The SP wants to politicize ZorgFonds supporters, so it does more than simply distribute petitions. Three employees at the party office in Amersfoort reach out to new signatories and invite them to help organize informational meetings, to send campaign material to supporters in other regions, or — if they have expert knowledge in the health-care sector — to contribute to the national health fund plan.
The SP also collects supporters’ places of residence and sends them targeted invitations to local events. Many ZorgFonds activists end up joining local SP branches, underlining the deep impact this strategy can have.
The campaign has already enjoyed some success. Two-and-a-half-years ago, it would have been impossible to organize broad public support for any kind of de-privatization measure. Back then, politicians debated every year over how much to raise the personal risk charge, but now all Dutch parties, except the national-liberal People’s Party for Freedom and Democracy (VVD), promise to reduce or even eliminate this fee.

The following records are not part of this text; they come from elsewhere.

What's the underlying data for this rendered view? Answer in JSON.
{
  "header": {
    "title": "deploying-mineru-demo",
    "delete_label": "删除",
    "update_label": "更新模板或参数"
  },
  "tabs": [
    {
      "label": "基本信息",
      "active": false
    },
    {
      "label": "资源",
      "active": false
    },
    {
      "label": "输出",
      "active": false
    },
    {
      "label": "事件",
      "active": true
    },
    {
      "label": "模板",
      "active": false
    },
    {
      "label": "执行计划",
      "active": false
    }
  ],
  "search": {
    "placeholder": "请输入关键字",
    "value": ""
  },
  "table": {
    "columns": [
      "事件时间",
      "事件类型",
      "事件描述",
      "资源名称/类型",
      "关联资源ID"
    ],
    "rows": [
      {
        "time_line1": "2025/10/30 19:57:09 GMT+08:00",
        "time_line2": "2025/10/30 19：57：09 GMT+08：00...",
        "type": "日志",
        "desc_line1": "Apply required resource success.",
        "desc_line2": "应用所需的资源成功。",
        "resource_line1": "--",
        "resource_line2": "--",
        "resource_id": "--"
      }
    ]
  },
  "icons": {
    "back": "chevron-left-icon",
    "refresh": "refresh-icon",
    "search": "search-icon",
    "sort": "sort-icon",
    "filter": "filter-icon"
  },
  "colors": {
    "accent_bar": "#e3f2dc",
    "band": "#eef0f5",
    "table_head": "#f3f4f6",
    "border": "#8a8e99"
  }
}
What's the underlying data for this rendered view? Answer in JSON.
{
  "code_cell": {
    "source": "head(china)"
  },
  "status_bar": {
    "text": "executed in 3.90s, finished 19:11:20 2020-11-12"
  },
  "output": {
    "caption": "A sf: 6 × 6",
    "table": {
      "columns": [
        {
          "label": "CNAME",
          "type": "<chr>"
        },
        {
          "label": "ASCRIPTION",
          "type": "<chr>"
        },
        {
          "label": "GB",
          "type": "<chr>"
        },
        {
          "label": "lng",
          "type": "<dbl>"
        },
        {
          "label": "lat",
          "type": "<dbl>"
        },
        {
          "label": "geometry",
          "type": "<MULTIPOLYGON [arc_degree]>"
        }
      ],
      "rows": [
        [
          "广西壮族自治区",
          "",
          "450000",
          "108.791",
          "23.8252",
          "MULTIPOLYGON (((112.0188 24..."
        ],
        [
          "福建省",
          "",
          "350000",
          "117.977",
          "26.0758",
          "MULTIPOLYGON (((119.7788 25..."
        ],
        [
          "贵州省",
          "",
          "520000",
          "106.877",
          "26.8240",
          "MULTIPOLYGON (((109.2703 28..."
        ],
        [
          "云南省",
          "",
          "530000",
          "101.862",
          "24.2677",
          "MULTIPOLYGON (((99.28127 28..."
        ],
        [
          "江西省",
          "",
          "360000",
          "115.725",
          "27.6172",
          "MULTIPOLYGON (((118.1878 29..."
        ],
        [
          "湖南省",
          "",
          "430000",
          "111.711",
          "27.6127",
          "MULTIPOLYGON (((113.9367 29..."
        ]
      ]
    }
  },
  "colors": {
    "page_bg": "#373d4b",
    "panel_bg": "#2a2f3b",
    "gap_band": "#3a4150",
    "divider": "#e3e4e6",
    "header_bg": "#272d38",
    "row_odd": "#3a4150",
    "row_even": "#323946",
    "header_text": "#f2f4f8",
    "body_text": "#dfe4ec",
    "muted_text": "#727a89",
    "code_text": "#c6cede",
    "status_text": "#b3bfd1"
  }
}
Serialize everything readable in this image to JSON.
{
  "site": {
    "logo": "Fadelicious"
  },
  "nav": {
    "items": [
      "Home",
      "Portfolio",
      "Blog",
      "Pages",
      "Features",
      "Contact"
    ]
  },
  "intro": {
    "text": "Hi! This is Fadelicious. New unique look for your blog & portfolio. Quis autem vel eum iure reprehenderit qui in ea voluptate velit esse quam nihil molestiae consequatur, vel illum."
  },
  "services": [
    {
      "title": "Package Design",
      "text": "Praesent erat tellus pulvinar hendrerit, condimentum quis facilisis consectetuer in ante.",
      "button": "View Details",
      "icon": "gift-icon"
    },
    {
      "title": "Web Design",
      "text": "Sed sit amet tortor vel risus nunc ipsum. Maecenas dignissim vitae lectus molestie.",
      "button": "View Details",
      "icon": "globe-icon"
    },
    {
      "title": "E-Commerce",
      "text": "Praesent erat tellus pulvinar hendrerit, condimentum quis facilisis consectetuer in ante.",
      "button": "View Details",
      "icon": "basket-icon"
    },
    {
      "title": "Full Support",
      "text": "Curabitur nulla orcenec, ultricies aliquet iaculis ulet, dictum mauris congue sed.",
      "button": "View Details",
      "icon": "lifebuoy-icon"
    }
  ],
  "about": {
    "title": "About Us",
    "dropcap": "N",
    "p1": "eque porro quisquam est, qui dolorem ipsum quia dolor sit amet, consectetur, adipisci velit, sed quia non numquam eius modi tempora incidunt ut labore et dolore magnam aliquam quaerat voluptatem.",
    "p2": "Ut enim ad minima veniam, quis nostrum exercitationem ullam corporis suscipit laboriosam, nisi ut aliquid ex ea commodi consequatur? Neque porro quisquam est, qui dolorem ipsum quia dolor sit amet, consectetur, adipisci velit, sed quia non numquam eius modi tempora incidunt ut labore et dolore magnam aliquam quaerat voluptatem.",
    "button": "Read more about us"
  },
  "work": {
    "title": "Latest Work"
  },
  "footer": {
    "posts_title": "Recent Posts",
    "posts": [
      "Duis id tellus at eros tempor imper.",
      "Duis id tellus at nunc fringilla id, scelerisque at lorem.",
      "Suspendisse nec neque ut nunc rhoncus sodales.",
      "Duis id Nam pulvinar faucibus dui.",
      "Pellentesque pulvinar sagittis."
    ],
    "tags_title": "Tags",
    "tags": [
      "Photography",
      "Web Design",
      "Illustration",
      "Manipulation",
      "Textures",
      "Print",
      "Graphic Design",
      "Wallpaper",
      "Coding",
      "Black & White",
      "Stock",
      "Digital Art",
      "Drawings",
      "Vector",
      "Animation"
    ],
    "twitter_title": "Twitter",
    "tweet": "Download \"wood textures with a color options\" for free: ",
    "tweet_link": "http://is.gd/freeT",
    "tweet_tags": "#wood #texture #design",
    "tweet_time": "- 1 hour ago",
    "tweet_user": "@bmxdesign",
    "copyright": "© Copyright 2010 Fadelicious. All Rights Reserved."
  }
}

The campaign also triggered debates within the FNV and PvdA. Several local Labour Party branches support the ZorgFonds, including the one in Den Haag. Lodewijk Ascher, the PvdA’s lead candidate, opened his campaign with a speech promising to abolish the user charge and push back against market mechanisms in health care. The FNV has held similar discussions, although the labor movement as a whole has yet to embrace the project. FNV affiliate Zorg en Wilzjin (Care and Health) and its pensioners’ department support the plan, but the membership has yet to vote on the matter.
Critics note that the SP has failed to prioritize immigration and racism in its electoral agenda despite the growth of the PVV. They argue that the SP is reducing itself to a “party of care work.” Indeed, the SP’s positions on migration and international solidarity have come under fire from the Dutch and European left in the past, particularly when it comes to questions of “wage dumping” by foreign workers and state support for guest worker integration programs.
Additionally, the SP has focused primarily on elections so far. They treated this year’s vote as the movement’s preliminary high point but had disappointing results. It remains to be seen how much pressure the Socialists can put on its coalition partners to reach its goals. Could the party turn the network it built in the health-care sector into a larger social movement? Time will tell, but planning has been put on hold until after the election.
Despite these criticisms, the ZorgFonds campaign deserves our attention. The Socialist Party successfully used a broad organizing campaign to transform the debate over health care. The movement has real strategic implications, as a victory in health care could trigger de-privatization initiatives in other sectors, not to mention raise hopes and expectations across the continent.
Translated by Loren Balhorn.